I have health problems that run in my family. Why would I run the risk of passing down diseases to a child who I would never want to have to begin with? In my opinion, it's just not worth it for me.

Anonymous said...

Yes, EXACTLY. It's one of my deciding factors too. Not just that I know i couldn't (and don't want to) provide round the clock care to a sick or disabled child, but that i feel any prospective parent should be at peace with that possibility before even throwing out the condoms.

I have friends with kids that never sleep, have learning difficulties or are just plain mean or slow. Those kids deserve unconditional love, but they wouldn't get it from me.

Last year i got a puppy. She turned out to be special needs for a while, in her own way. After two weeks of stress and broken sleep, i was a howling, deranged mess. If anything ever proved i made the right choice...

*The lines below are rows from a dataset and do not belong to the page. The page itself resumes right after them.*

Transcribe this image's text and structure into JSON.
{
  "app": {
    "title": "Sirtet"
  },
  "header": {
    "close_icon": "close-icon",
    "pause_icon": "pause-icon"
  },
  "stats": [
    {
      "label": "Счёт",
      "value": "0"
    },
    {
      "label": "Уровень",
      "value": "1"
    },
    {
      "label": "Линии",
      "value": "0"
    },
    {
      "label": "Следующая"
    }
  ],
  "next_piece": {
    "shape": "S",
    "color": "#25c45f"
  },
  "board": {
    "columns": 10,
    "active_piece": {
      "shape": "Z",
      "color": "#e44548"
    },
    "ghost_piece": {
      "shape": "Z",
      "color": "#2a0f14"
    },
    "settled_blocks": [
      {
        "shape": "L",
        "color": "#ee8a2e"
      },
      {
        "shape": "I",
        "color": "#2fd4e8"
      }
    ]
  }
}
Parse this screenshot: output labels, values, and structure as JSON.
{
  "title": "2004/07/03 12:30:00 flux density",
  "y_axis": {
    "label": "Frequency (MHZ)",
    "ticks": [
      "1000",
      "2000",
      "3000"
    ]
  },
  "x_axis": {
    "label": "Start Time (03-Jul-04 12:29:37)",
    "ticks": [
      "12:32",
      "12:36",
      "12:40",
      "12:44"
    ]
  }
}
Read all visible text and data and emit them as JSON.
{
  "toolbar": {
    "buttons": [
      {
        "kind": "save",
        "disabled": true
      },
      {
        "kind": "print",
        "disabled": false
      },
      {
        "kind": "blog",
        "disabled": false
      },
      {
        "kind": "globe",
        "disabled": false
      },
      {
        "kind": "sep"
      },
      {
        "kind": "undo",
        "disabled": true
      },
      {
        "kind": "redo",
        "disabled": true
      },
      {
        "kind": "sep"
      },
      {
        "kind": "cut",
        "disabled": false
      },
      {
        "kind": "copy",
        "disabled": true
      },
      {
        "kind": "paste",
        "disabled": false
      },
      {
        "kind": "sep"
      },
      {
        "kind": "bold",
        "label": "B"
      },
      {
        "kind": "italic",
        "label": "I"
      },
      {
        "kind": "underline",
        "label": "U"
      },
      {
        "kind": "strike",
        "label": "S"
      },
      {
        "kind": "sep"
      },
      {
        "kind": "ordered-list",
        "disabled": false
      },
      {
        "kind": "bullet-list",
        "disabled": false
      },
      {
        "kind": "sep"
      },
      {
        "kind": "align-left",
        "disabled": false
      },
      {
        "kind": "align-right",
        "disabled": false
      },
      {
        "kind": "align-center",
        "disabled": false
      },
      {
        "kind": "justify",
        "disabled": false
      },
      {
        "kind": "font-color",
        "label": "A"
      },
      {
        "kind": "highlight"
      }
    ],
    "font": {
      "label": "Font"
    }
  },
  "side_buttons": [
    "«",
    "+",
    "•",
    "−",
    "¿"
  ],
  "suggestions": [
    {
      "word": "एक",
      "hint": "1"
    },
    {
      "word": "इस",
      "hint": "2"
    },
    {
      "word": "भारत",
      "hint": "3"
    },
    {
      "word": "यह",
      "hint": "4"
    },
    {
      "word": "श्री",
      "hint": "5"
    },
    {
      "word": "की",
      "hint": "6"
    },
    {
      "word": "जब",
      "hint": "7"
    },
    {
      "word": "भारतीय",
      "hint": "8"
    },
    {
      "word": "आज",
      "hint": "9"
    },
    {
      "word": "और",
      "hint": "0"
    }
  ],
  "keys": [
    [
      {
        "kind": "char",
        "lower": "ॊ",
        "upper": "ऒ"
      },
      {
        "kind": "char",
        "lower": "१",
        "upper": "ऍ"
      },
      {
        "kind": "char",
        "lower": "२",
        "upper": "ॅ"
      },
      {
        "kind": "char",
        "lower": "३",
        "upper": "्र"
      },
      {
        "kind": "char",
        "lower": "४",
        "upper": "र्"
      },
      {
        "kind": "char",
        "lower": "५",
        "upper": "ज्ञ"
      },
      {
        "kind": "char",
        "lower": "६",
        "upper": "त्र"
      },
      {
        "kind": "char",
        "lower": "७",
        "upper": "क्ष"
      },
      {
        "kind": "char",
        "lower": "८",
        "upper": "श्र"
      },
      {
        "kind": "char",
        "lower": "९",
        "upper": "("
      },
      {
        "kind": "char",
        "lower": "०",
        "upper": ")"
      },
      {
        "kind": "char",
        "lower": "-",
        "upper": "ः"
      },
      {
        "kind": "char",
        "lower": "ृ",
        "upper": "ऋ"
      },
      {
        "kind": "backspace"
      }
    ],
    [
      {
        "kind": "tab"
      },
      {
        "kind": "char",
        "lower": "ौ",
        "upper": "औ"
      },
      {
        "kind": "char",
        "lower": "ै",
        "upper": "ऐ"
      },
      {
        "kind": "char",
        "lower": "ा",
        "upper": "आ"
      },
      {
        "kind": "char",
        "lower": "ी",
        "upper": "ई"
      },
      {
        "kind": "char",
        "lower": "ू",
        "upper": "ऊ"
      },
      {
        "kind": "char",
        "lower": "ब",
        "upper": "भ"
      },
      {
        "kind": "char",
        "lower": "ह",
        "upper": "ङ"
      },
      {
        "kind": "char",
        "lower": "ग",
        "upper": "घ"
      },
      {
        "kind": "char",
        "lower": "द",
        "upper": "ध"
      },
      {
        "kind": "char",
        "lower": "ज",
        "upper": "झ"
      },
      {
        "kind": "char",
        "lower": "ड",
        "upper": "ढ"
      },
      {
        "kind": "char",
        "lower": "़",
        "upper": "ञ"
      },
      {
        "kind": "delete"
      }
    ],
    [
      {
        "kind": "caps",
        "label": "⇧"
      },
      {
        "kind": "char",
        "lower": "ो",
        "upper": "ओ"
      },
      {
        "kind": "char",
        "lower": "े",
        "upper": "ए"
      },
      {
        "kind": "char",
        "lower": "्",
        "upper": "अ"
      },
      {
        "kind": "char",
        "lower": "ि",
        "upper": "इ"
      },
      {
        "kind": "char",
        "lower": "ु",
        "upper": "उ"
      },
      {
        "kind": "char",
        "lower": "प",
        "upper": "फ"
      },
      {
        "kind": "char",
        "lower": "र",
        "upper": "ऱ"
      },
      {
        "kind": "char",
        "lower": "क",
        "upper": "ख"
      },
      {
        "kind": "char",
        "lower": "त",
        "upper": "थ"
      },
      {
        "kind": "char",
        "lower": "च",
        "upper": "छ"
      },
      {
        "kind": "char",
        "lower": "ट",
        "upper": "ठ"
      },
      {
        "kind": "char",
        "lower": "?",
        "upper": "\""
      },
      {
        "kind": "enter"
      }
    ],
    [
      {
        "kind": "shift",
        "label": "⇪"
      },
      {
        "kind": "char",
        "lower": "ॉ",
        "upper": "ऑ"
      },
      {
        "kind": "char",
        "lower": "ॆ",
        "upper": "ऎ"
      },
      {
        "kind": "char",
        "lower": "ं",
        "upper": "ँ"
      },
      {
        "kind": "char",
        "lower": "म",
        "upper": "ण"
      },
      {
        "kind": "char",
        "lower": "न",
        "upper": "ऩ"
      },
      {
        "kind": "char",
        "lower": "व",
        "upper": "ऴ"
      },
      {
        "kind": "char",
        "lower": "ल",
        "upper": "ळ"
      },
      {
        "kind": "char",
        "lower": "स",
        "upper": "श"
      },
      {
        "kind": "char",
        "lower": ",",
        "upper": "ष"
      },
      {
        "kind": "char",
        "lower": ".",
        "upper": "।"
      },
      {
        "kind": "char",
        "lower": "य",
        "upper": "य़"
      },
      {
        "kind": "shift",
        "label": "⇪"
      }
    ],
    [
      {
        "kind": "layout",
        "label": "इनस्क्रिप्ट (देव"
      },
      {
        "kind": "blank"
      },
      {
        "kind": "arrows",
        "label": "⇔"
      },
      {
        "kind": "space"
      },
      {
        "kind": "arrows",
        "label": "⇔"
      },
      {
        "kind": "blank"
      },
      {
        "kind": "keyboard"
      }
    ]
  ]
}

Ps i also have that "dream child" who i'd have in a heartbeat. She belongs to an old school friend of mine, and is absolutely nothing like me or my partner. So the chances of me conceiving her are kinda low ;)

Anonymous said...

Thank you for articulating this so gracefully -- I feel exactly the same way. When I was younger, I always assumed I would have children, but as I came into adulthood I started questioning that. For a long time I have been on the fence as to whether I would have no children (or maybe just one), although if I'm being honest I think I've decided I don't want any kids.

It is too risky. I *might* want to have a child if I could guarantee it was going to be the perfect child. But I'm not willing to risk the fact that it might not be. Not only could the child require extra care in some way, or be ill, but the child could also be a jerk, or just a really needy kid. I'm not willing to risk the life I know I love for a life that *might* be wonderful or *might* be terribly unsatisfying.

Anonymous said...

Thank you for such an honest post, it's a breath of proverbial fresh air. It felt like I should stop and say hello. I'm 27, live in the UK, and despite never(not even in childhood) seeing myself in a motherhood scenario I wonder, time to time, if I made the right choice. Often it happens after stumbling across another wonderful full-of-life blog with masses of those Kodak moments of a typical(in a nicest possible sense) family with a couple of kids, a dog, a house with a white picket fence and you get a glimpse into their life and genuinely feel happy for them but something makes you think- this is too textbook perfect. How often does it turn that way? Would I want to swap my-kind-of- happy that's quiet and "subtle" with just two of us for a possibility of a "textbook perfect"?
And while the issue you touched in this post isn't the reason I don't believe I(we)'ll ever have kids, it's certainly the most sobering, brutal, REAL argument against having them. I'm not a gambler- a few bucks on slots in Vegas is the most I'll do, so why would I possibly want to gamble with something so huge and life-defining.